His mouth gaped. “Stay behind? Hannah, you can't! Who knows when anyone else will return here?” He took two steps toward her, but something in her expression made him stop. “Hannah—you can't,” he said in a quiet voice. “You'll be all alone here.” The rest of the team huddled in the doorway of the Iliad. Then Edie pushed through, field pack on her shoulder. “No, she won't. I'm staying, too. This place is a researcher's dream. Jorge is my backup. He can take the Iliad home.” One by one, the other team members left the Iliad, lingering on the ramp. Sehamba touched Scott's shoulder, a smile on her dark face. “It's too important to leave behind,” she said, her tone respectful as she slipped past him. He stood there alone on the ramp. Hannah moved toward him. “Before we came here, Nakin'sii was only a reference. Only through us has the city become the legend we sought. If we leave, it will return to the dust. If we stay, it will survive.” For a long while, Scott was silent. Finally, he nodded. “You're right. I'll send a transmission to the Institute, letting them know we are staying indefinitely.” The weight seemed to lift from Scott's shoulders. Relief shined in his eyes as his gaze met Hannah's. He didn't want to leave either, she realized. “I'll meet you on the shore,” she said. Hannah moved toward the gold ribbon that led north.
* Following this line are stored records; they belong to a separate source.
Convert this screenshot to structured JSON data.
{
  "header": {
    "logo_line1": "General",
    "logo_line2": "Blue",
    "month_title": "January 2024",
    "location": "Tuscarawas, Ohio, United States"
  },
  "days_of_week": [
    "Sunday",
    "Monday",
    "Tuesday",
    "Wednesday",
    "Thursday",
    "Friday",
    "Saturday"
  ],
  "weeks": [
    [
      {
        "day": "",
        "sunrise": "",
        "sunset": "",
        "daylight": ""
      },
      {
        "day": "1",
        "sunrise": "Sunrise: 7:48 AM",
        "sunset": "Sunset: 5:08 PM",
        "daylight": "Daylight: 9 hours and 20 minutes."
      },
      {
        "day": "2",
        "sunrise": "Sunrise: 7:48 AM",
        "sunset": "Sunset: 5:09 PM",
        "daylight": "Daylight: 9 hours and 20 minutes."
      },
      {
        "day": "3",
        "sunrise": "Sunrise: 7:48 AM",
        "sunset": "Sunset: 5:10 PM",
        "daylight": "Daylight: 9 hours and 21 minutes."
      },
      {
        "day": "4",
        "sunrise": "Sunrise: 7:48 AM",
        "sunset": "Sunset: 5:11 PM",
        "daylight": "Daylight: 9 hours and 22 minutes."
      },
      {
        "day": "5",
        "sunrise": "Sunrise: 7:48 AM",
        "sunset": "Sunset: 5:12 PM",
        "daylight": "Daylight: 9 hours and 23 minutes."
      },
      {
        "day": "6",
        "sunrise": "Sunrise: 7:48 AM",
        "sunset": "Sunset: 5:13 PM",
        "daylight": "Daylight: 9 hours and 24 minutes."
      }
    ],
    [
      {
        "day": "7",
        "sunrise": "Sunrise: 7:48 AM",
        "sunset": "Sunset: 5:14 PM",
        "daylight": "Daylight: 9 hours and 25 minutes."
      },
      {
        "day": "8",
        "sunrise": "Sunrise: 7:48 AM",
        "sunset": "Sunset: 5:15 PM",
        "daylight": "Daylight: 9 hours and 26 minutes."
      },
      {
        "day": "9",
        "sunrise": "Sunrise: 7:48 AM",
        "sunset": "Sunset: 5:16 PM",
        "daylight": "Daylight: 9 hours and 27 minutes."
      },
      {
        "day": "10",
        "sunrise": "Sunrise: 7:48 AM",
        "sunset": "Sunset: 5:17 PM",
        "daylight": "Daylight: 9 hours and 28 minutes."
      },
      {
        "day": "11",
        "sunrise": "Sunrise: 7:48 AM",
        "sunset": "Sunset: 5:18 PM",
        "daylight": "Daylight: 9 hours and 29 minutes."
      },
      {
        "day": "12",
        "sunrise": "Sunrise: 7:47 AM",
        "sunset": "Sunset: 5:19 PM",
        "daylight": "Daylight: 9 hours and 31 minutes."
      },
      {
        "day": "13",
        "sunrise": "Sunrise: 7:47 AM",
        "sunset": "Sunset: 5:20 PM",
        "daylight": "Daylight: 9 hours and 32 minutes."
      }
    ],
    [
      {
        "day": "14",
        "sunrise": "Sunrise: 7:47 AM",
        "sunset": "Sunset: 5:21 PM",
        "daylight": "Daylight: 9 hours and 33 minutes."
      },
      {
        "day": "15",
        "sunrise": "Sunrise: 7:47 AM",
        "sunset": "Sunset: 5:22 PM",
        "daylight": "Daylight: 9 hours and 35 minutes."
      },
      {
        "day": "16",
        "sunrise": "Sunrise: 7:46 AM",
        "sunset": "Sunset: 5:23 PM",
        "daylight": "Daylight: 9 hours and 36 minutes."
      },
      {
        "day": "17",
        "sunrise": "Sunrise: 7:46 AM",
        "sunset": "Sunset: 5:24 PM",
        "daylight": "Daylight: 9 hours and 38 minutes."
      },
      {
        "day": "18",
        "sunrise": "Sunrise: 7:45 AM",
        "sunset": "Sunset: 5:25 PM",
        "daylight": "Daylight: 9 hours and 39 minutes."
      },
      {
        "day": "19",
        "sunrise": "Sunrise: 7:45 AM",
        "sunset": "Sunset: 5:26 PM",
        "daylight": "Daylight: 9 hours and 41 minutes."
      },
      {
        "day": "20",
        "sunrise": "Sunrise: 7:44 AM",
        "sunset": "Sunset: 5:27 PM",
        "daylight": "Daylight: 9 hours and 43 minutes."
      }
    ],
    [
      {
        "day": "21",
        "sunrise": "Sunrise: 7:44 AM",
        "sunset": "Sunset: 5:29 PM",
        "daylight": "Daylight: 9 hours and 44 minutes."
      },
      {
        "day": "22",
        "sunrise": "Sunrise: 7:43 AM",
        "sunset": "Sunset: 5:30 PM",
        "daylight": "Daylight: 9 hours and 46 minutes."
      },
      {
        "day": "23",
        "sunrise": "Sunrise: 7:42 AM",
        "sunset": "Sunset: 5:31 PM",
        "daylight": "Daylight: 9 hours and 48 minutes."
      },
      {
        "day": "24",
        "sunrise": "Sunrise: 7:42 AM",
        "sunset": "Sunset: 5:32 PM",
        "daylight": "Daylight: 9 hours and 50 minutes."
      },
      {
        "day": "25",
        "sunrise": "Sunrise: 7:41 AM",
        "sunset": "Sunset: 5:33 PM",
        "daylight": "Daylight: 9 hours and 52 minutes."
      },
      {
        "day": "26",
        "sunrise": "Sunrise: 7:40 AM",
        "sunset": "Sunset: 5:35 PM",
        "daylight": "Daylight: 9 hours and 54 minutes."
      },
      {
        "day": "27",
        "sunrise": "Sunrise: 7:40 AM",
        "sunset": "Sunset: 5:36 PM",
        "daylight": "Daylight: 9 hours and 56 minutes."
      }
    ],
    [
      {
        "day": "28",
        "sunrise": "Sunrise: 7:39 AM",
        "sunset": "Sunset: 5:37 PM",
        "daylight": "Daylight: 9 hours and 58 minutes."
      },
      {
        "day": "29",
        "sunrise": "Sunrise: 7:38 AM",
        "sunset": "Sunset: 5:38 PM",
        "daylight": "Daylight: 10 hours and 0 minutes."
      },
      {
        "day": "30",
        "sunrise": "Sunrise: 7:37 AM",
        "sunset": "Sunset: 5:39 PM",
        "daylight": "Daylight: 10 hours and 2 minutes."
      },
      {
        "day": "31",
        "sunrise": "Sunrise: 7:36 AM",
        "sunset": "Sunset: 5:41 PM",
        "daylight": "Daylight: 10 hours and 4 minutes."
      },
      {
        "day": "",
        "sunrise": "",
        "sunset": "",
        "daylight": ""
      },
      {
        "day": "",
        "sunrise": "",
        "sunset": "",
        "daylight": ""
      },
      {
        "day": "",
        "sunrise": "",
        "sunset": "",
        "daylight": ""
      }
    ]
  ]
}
The air smelled of cedar and vanilla, her memories sharp and focused, as she walked a newly created street in the city of dreams.